Dataset entries
Start of Block
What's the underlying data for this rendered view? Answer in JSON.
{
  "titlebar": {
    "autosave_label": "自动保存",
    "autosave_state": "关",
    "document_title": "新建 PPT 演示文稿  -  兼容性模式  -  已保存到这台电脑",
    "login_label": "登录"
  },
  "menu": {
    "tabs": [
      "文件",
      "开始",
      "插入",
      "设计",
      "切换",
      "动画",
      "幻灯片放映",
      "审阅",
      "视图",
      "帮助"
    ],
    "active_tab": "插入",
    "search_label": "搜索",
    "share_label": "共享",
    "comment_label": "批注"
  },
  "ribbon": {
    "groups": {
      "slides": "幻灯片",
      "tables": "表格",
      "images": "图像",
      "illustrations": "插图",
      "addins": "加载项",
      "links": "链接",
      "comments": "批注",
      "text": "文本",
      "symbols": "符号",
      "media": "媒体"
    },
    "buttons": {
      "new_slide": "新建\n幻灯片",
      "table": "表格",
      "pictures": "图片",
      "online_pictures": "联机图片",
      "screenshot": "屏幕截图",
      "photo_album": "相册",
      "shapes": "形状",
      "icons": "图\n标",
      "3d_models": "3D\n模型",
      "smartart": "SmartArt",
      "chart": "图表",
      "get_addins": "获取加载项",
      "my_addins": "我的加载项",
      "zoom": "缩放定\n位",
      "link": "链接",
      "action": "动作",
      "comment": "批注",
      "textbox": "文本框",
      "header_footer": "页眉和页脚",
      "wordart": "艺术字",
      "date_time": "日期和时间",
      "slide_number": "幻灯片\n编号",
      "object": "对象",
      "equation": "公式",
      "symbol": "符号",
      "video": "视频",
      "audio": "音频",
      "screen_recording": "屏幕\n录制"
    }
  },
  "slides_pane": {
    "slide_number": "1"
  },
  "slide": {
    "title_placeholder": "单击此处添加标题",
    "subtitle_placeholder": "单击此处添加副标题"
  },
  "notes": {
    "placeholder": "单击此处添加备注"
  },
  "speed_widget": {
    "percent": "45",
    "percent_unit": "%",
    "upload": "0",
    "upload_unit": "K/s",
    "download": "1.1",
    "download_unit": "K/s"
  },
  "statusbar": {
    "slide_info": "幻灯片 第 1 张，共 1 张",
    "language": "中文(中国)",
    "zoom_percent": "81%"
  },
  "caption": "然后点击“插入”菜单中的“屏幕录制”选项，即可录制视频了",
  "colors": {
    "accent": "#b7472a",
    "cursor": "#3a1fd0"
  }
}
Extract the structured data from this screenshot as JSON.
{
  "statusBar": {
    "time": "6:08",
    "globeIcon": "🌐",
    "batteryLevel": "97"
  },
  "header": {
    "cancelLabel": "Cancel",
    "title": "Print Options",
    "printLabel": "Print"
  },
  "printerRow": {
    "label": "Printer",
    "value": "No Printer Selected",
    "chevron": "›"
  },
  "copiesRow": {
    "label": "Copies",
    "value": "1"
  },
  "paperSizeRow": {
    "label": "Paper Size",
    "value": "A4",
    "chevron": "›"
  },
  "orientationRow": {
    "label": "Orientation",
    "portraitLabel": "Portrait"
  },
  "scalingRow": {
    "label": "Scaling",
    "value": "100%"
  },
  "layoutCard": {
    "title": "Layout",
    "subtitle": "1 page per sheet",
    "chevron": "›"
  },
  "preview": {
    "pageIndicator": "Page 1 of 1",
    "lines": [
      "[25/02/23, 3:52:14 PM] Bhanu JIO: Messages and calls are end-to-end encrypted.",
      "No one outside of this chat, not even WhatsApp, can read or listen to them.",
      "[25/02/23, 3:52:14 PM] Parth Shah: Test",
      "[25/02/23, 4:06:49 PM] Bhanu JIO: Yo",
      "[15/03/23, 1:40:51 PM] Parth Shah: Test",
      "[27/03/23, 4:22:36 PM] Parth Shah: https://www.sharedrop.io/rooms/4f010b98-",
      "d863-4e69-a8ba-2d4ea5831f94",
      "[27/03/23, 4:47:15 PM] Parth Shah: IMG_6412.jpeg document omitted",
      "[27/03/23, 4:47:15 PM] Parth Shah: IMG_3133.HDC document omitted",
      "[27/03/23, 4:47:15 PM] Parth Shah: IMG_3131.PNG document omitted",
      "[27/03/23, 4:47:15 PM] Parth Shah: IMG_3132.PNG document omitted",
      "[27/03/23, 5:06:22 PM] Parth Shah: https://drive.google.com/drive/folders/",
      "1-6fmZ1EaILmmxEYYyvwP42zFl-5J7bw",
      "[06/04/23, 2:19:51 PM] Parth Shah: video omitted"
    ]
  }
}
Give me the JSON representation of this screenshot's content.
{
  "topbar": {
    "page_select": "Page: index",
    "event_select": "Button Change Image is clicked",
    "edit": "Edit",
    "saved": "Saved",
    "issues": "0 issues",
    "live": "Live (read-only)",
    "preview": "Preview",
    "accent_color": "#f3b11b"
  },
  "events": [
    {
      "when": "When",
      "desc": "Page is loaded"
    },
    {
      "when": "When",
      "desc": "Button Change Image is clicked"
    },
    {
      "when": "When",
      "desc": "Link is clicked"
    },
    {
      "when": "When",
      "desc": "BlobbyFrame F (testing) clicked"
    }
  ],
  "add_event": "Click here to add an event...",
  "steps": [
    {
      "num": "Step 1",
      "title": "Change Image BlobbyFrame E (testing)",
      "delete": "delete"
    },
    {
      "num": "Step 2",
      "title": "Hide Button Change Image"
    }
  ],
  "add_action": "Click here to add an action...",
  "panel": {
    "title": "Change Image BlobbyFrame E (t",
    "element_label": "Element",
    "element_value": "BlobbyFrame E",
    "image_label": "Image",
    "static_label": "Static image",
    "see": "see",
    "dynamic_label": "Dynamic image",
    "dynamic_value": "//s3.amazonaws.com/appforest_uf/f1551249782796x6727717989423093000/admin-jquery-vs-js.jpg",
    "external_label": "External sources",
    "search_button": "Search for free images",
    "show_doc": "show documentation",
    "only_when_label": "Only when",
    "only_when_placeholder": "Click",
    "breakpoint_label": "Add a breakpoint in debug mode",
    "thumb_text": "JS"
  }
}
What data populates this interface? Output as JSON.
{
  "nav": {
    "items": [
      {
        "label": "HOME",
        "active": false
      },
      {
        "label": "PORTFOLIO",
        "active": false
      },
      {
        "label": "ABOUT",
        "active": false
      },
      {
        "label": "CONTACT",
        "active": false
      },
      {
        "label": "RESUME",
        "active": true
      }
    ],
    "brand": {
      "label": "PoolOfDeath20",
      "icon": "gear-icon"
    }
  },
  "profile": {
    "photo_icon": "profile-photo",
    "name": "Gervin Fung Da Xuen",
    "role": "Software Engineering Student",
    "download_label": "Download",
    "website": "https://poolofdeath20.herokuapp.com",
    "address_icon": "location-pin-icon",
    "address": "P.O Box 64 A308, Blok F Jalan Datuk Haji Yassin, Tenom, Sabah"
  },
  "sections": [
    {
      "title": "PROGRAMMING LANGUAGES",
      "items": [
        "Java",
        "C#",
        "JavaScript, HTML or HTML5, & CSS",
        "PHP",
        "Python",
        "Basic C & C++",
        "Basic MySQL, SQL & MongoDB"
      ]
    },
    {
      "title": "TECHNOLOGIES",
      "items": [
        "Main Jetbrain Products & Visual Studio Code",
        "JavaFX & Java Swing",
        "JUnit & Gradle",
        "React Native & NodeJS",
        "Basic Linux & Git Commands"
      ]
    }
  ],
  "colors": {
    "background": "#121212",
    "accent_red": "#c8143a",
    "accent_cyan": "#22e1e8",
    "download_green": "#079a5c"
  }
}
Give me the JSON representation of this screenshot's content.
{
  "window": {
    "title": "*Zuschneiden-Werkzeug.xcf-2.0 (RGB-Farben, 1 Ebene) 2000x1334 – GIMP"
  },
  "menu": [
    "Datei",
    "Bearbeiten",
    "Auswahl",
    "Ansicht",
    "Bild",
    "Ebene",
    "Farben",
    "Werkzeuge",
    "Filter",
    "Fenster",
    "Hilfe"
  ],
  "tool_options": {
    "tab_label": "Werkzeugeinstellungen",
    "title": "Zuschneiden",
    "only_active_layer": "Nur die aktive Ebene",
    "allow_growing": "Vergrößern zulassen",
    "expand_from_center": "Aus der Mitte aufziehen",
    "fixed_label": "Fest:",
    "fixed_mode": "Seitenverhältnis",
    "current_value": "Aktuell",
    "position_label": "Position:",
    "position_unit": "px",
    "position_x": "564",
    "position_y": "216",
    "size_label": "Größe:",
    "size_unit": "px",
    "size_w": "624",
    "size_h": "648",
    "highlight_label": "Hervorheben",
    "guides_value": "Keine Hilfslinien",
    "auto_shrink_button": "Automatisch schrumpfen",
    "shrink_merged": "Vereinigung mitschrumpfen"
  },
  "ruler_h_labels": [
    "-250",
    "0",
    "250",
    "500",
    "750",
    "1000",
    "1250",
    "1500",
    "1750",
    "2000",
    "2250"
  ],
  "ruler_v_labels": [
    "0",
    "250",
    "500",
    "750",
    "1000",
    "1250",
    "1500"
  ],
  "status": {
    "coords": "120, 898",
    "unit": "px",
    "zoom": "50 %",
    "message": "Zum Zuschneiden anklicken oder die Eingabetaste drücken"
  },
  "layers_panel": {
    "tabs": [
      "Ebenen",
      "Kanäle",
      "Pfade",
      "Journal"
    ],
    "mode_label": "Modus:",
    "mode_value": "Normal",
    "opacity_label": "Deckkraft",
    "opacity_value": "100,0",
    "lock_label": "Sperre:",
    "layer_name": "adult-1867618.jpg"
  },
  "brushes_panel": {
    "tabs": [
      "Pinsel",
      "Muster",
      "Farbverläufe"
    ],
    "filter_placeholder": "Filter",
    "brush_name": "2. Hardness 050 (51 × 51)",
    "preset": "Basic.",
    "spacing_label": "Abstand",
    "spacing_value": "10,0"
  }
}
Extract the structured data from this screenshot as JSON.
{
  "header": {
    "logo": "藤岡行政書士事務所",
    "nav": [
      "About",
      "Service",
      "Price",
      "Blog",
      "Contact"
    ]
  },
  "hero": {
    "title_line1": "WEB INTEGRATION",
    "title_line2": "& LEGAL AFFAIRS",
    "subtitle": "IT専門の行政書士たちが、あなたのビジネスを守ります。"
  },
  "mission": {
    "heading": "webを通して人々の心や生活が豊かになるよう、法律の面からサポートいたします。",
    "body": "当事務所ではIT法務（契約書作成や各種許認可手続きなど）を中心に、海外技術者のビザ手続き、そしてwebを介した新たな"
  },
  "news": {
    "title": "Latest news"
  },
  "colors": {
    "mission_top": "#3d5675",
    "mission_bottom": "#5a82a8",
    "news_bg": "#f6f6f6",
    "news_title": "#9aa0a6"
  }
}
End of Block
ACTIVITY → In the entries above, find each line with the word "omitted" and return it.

COMPLETED TASK →
      "[27/03/23, 4:47:15 PM] Parth Shah: IMG_6412.jpeg document omitted",
      "[27/03/23, 4:47:15 PM] Parth Shah: IMG_3133.HDC document omitted",
      "[27/03/23, 4:47:15 PM] Parth Shah: IMG_3131.PNG document omitted",
      "[27/03/23, 4:47:15 PM] Parth Shah: IMG_3132.PNG document omitted",
      "[06/04/23, 2:19:51 PM] Parth Shah: video omitted"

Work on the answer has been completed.